Hiltons donate antique sheller
Published 3:00 am Friday, January 8, 2016
When Brundidge Historical Society President Lawrence Bowden was told about a donation of a peanut sheller, he made a correction. “A corn sheller.”
And that was an understandable assumption.
Corn shellers are not uncommon in an agricultural community where people have held on to their relics from the old farming days.
But hand-cranked peanut shellers are rather rare, even in an area where peanuts replaced King Cotton.
Roy Hilton of the New Brockton community happened upon a peanut sheller at an estate sale in Gantt.
“I just like primitive stuff and you don’t see many peanut shellers, so I bought it,” Hilton said. “I didn’t really have any use for a peanut sheller so I just put it out in the barn.”
Hilton and his wife, Elsie, are regulars at the annual Peanut Butter Festival in Brundidge, which is sponsored by the Brundidge Historical Society, and he thought he would donate the peanut sheller to the historical group.
“I thought they could use it as a demonstration at the Peanut Butter Festival,” Hilton said.
“A lot of people have never seen a peanut sheller and a lot of people would probably be interested in it.”
Hilton said the peanut sheller works like a corn sheller.
“You drop the peanuts in and turn the crank and they pop right on through,” he said.

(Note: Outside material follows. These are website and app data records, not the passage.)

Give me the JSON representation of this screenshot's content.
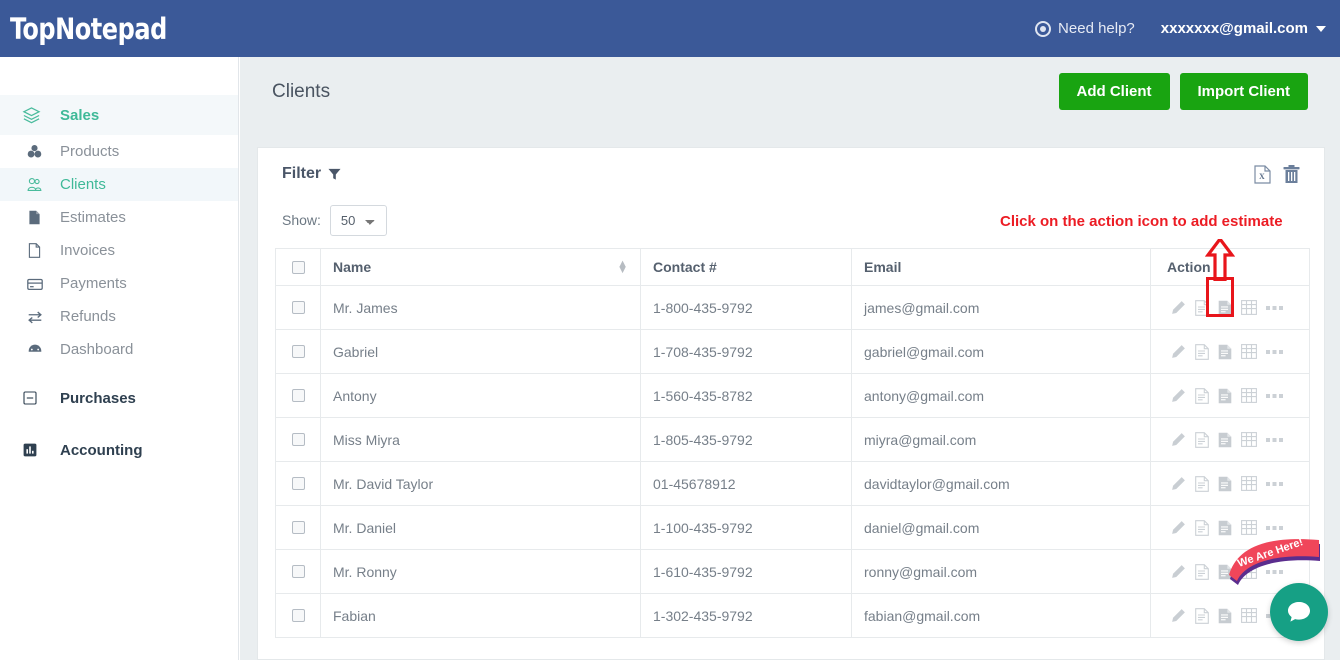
{
  "topbar": {
    "logo_top": "Top",
    "logo_note": "Notepad",
    "logo_full": "TopNotepad",
    "help_label": "Need help?",
    "account_email": "xxxxxxx@gmail.com",
    "bg_color": "#3b5998"
  },
  "sidebar": {
    "groups": [
      {
        "label": "Sales",
        "icon": "layers-icon",
        "active": true
      },
      {
        "label": "Purchases",
        "icon": "minus-square-icon",
        "active": false
      },
      {
        "label": "Accounting",
        "icon": "bar-chart-icon",
        "active": false
      }
    ],
    "items": [
      {
        "label": "Products",
        "icon": "products-icon"
      },
      {
        "label": "Clients",
        "icon": "clients-icon"
      },
      {
        "label": "Estimates",
        "icon": "estimates-icon"
      },
      {
        "label": "Invoices",
        "icon": "invoices-icon"
      },
      {
        "label": "Payments",
        "icon": "payments-icon"
      },
      {
        "label": "Refunds",
        "icon": "refunds-icon"
      },
      {
        "label": "Dashboard",
        "icon": "dashboard-icon"
      }
    ],
    "active_item": "Clients",
    "accent_color": "#3fb998"
  },
  "page": {
    "title": "Clients",
    "add_client_label": "Add Client",
    "import_client_label": "Import Client",
    "button_color": "#19a411"
  },
  "card": {
    "filter_label": "Filter",
    "export_icon": "excel-export-icon",
    "delete_icon": "trash-icon",
    "show_label": "Show:",
    "show_value": "50",
    "show_options": [
      "50"
    ]
  },
  "annotation": {
    "text": "Click on the action icon to add estimate",
    "color": "#ec1c24"
  },
  "table": {
    "headers": [
      "",
      "Name",
      "Contact #",
      "Email",
      "Action"
    ],
    "rows": [
      {
        "name": "Mr. James",
        "contact": "1-800-435-9792",
        "email": "james@gmail.com"
      },
      {
        "name": "Gabriel",
        "contact": "1-708-435-9792",
        "email": "gabriel@gmail.com"
      },
      {
        "name": "Antony",
        "contact": "1-560-435-8782",
        "email": "antony@gmail.com"
      },
      {
        "name": "Miss Miyra",
        "contact": "1-805-435-9792",
        "email": "miyra@gmail.com"
      },
      {
        "name": "Mr. David Taylor",
        "contact": "01-45678912",
        "email": "davidtaylor@gmail.com"
      },
      {
        "name": "Mr. Daniel",
        "contact": "1-100-435-9792",
        "email": "daniel@gmail.com"
      },
      {
        "name": "Mr. Ronny",
        "contact": "1-610-435-9792",
        "email": "ronny@gmail.com"
      },
      {
        "name": "Fabian",
        "contact": "1-302-435-9792",
        "email": "fabian@gmail.com"
      }
    ],
    "action_icons": [
      "edit-pencil-icon",
      "document-icon",
      "estimate-icon",
      "table-grid-icon",
      "more-ellipsis-icon"
    ]
  },
  "chat_widget": {
    "ribbon_text": "We Are Here!",
    "ribbon_color": "#f0465a",
    "button_color": "#16a085",
    "button_icon": "chat-bubble-icon"
  }
}
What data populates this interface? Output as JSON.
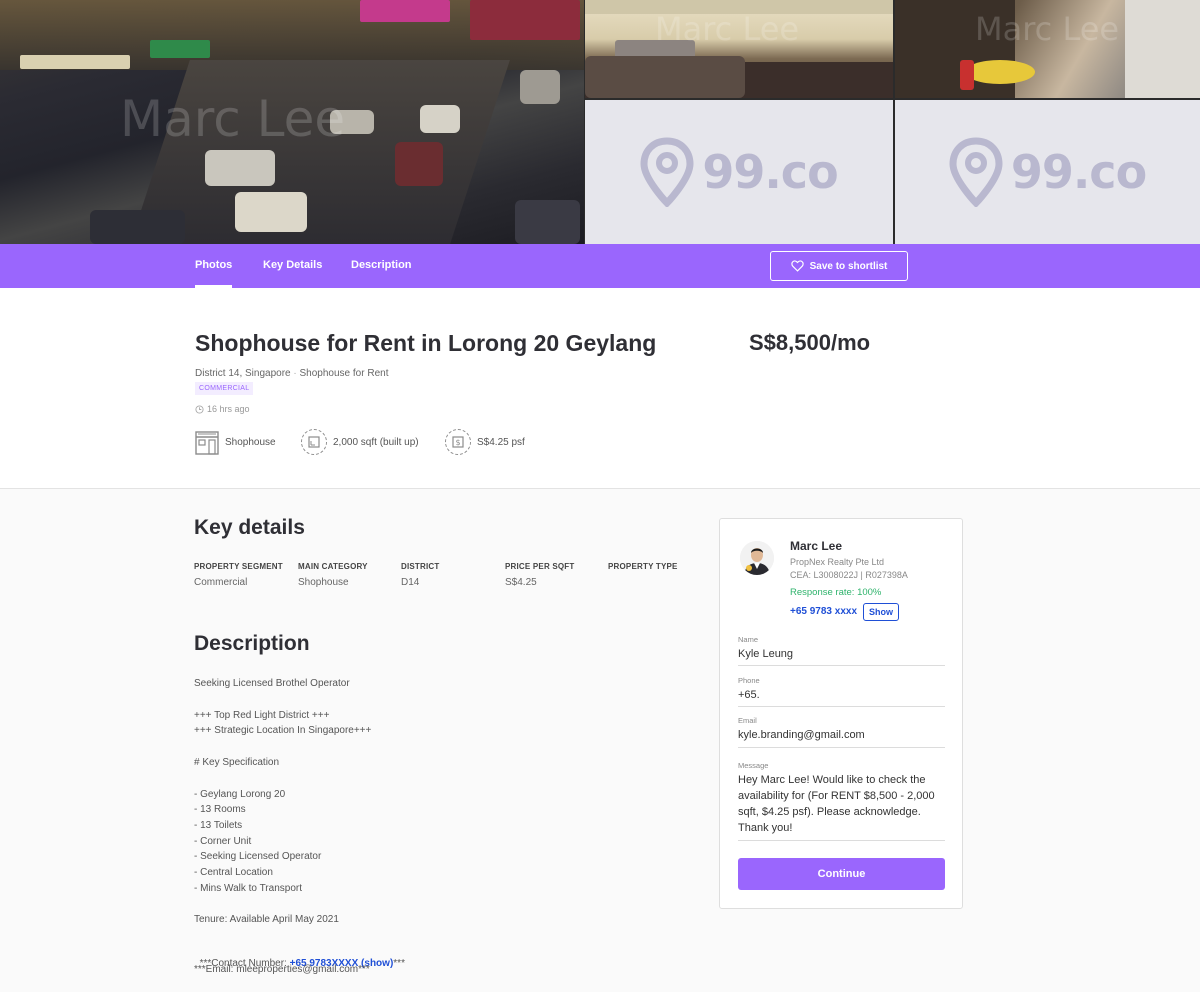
{
  "gallery": {
    "watermark_main": "Marc Lee",
    "watermark_tr1": "Marc Lee",
    "watermark_tr2": "Marc Lee",
    "placeholder_logo": "99.co"
  },
  "tabs": [
    {
      "label": "Photos",
      "active": true
    },
    {
      "label": "Key Details",
      "active": false
    },
    {
      "label": "Description",
      "active": false
    }
  ],
  "shortlist_button": "Save to shortlist",
  "listing": {
    "title": "Shophouse for Rent in Lorong 20 Geylang",
    "price": "S$8,500/mo",
    "location": "District 14, Singapore",
    "separator": "·",
    "type_line": "Shophouse for Rent",
    "tag": "COMMERCIAL",
    "posted": "16 hrs ago",
    "features": [
      {
        "icon": "shophouse-icon",
        "label": "Shophouse"
      },
      {
        "icon": "area-icon",
        "label": "2,000 sqft (built up)"
      },
      {
        "icon": "dollar-icon",
        "label": "S$4.25 psf"
      }
    ]
  },
  "key_details": {
    "heading": "Key details",
    "columns": [
      {
        "label": "PROPERTY SEGMENT",
        "value": "Commercial"
      },
      {
        "label": "MAIN CATEGORY",
        "value": "Shophouse"
      },
      {
        "label": "DISTRICT",
        "value": "D14"
      },
      {
        "label": "PRICE PER SQFT",
        "value": "S$4.25"
      },
      {
        "label": "PROPERTY TYPE",
        "value": ""
      }
    ]
  },
  "description": {
    "heading": "Description",
    "lines": [
      "Seeking Licensed Brothel Operator",
      "",
      "+++ Top Red Light District +++",
      "+++ Strategic Location In Singapore+++",
      "",
      "# Key Specification",
      "",
      "- Geylang Lorong 20",
      "- 13 Rooms",
      "- 13 Toilets",
      "- Corner Unit",
      "- Seeking Licensed Operator",
      "- Central Location",
      "- Mins Walk to Transport",
      "",
      "Tenure: Available April May 2021"
    ],
    "contact_prefix": "***Contact Number: ",
    "contact_link": "+65 9783XXXX (show)",
    "contact_suffix": "***",
    "email_line": "***Email: mleeproperties@gmail.com***"
  },
  "agent": {
    "name": "Marc Lee",
    "agency": "PropNex Realty Pte Ltd",
    "cea": "CEA: L3008022J | R027398A",
    "response_rate": "Response rate: 100%",
    "phone": "+65 9783 xxxx",
    "show_label": "Show"
  },
  "form": {
    "name_label": "Name",
    "name_value": "Kyle Leung",
    "phone_label": "Phone",
    "phone_value": "+65.",
    "email_label": "Email",
    "email_value": "kyle.branding@gmail.com",
    "message_label": "Message",
    "message_value": "Hey Marc Lee! Would like to check the availability for  (For RENT $8,500 - 2,000 sqft, $4.25 psf). Please acknowledge. Thank you!",
    "continue_label": "Continue"
  },
  "colors": {
    "accent": "#9a66fd",
    "link": "#1f4fd6",
    "success": "#2fb36c"
  }
}
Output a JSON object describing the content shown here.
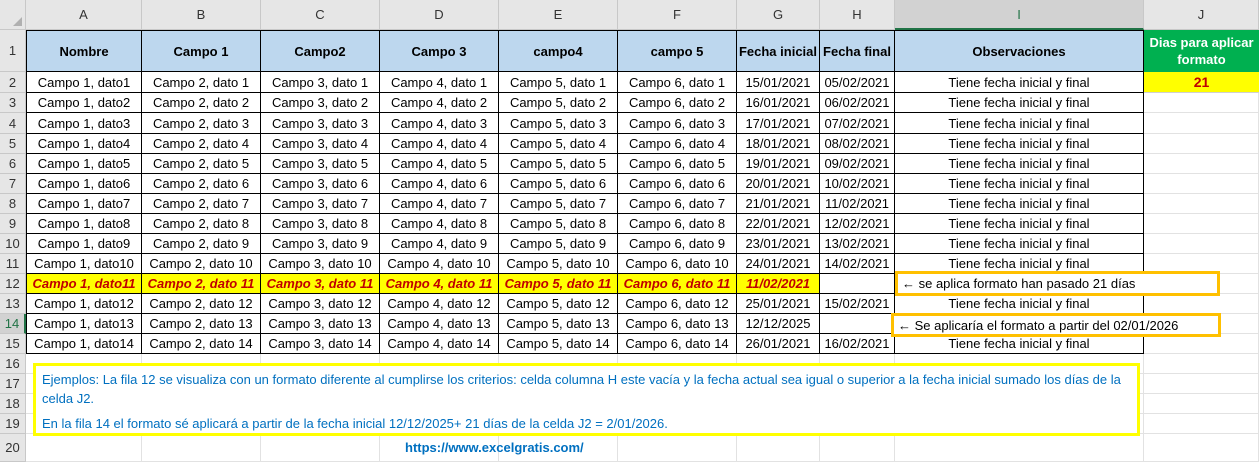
{
  "columns": [
    "A",
    "B",
    "C",
    "D",
    "E",
    "F",
    "G",
    "H",
    "I",
    "J"
  ],
  "row_numbers": [
    "1",
    "2",
    "3",
    "4",
    "5",
    "6",
    "7",
    "8",
    "9",
    "10",
    "11",
    "12",
    "13",
    "14",
    "15",
    "16",
    "17",
    "18",
    "19",
    "20"
  ],
  "headers": [
    "Nombre",
    "Campo 1",
    "Campo2",
    "Campo 3",
    "campo4",
    "campo 5",
    "Fecha inicial",
    "Fecha final",
    "Observaciones"
  ],
  "side_panel": {
    "title_line1": "Dias para aplicar",
    "title_line2": "formato",
    "value": "21",
    "header_color": "#00b050",
    "value_color": "#ffff00"
  },
  "rows": [
    [
      "Campo 1, dato1",
      "Campo 2, dato 1",
      "Campo 3, dato 1",
      "Campo 4, dato 1",
      "Campo 5, dato 1",
      "Campo 6, dato 1",
      "15/01/2021",
      "05/02/2021",
      "Tiene fecha inicial y final"
    ],
    [
      "Campo 1, dato2",
      "Campo 2, dato 2",
      "Campo 3, dato 2",
      "Campo 4, dato 2",
      "Campo 5, dato 2",
      "Campo 6, dato 2",
      "16/01/2021",
      "06/02/2021",
      "Tiene fecha inicial y final"
    ],
    [
      "Campo 1, dato3",
      "Campo 2, dato 3",
      "Campo 3, dato 3",
      "Campo 4, dato 3",
      "Campo 5, dato 3",
      "Campo 6, dato 3",
      "17/01/2021",
      "07/02/2021",
      "Tiene fecha inicial y final"
    ],
    [
      "Campo 1, dato4",
      "Campo 2, dato 4",
      "Campo 3, dato 4",
      "Campo 4, dato 4",
      "Campo 5, dato 4",
      "Campo 6, dato 4",
      "18/01/2021",
      "08/02/2021",
      "Tiene fecha inicial y final"
    ],
    [
      "Campo 1, dato5",
      "Campo 2, dato 5",
      "Campo 3, dato 5",
      "Campo 4, dato 5",
      "Campo 5, dato 5",
      "Campo 6, dato 5",
      "19/01/2021",
      "09/02/2021",
      "Tiene fecha inicial y final"
    ],
    [
      "Campo 1, dato6",
      "Campo 2, dato 6",
      "Campo 3, dato 6",
      "Campo 4, dato 6",
      "Campo 5, dato 6",
      "Campo 6, dato 6",
      "20/01/2021",
      "10/02/2021",
      "Tiene fecha inicial y final"
    ],
    [
      "Campo 1, dato7",
      "Campo 2, dato 7",
      "Campo 3, dato 7",
      "Campo 4, dato 7",
      "Campo 5, dato 7",
      "Campo 6, dato 7",
      "21/01/2021",
      "11/02/2021",
      "Tiene fecha inicial y final"
    ],
    [
      "Campo 1, dato8",
      "Campo 2, dato 8",
      "Campo 3, dato 8",
      "Campo 4, dato 8",
      "Campo 5, dato 8",
      "Campo 6, dato 8",
      "22/01/2021",
      "12/02/2021",
      "Tiene fecha inicial y final"
    ],
    [
      "Campo 1, dato9",
      "Campo 2, dato 9",
      "Campo 3, dato 9",
      "Campo 4, dato 9",
      "Campo 5, dato 9",
      "Campo 6, dato 9",
      "23/01/2021",
      "13/02/2021",
      "Tiene fecha inicial y final"
    ],
    [
      "Campo 1, dato10",
      "Campo 2, dato 10",
      "Campo 3, dato 10",
      "Campo 4, dato 10",
      "Campo 5, dato 10",
      "Campo 6, dato 10",
      "24/01/2021",
      "14/02/2021",
      "Tiene fecha inicial y final"
    ],
    [
      "Campo 1, dato11",
      "Campo 2, dato 11",
      "Campo 3, dato 11",
      "Campo 4, dato 11",
      "Campo 5, dato 11",
      "Campo 6, dato 11",
      "11/02/2021",
      "",
      ""
    ],
    [
      "Campo 1, dato12",
      "Campo 2, dato 12",
      "Campo 3, dato 12",
      "Campo 4, dato 12",
      "Campo 5, dato 12",
      "Campo 6, dato 12",
      "25/01/2021",
      "15/02/2021",
      "Tiene fecha inicial y final"
    ],
    [
      "Campo 1, dato13",
      "Campo 2, dato 13",
      "Campo 3, dato 13",
      "Campo 4, dato 13",
      "Campo 5, dato 13",
      "Campo 6, dato 13",
      "12/12/2025",
      "",
      ""
    ],
    [
      "Campo 1, dato14",
      "Campo 2, dato 14",
      "Campo 3, dato 14",
      "Campo 4, dato 14",
      "Campo 5, dato 14",
      "Campo 6, dato 14",
      "26/01/2021",
      "16/02/2021",
      "Tiene fecha inicial y final"
    ]
  ],
  "highlight_row_index": 10,
  "callouts": {
    "row12": "← se aplica formato han pasado 21 días",
    "row14": "←  Se aplicaría el formato a partir del 02/01/2026"
  },
  "note": {
    "line1": "Ejemplos:  La fila 12 se visualiza con un formato diferente al cumplirse los criterios: celda columna H este vacía y la fecha actual sea igual o superior a la fecha inicial sumado los días de la celda J2.",
    "line2": "En la fila 14 el formato sé aplicará a partir de la fecha inicial 12/12/2025+ 21 días de la celda J2 = 2/01/2026."
  },
  "link": "https://www.excelgratis.com/",
  "colors": {
    "header_bg": "#bdd7ee",
    "highlight_bg": "#ffff00",
    "highlight_text": "#c00000",
    "callout_border": "#ffc000",
    "note_text": "#0070c0"
  }
}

“It looks like the peanuts would get crushed but they don’t. You have to separate the peanuts from the shells but the sheller does the work a lot faster than if you had to shell the peanuts by hand.”
The Hiltons loaded the peanut sheller on their truck and took it to the Peanut Butter Festival in October but they couldn’t find anyone to accept the sheller. So, they took it back home and put it back in the barn.
“Later on, we decided to put it back in the truck and take it to Brundidge,” Hilton said. “We made the arrangements and met Johnny Steed, who is the vice president of the historical society, at the We Piddle Around Theater and he seemed excited to get it.”
Steed said he was excited to get a farm implement that related to the peanut industry. He expressed appreciation to Roy and Elsie Hilton for the generous donation.
“The peanut sheller will be a great addition to the Peanut Butter Festival and we’ll use it as a demonstration,” Steed said.
“I’ve never seen anything like it and I’m sure there will be a lot of interest in it.”
Steed said the BHS appreciates the Hilton’s interest and generosity.
“We’d love for them to come to the Peanut Butter Festival next year and demonstrate the peanut picker,” Steed said. “People really enjoy learning about farm life in years past.”
Tom Huston invented a peanut-shelling machine he sold to farmers for literally peanuts.
The sheller that he sold dates back to 1910-1924. The Tom Huston Peanut Sheller mounts on a bench or board. The peanuts are loaded and shelled with a hand crank.
Although, there are no papers, the peanut sheller is thought to be one designed by the Tom’s Roasted Peanuts man.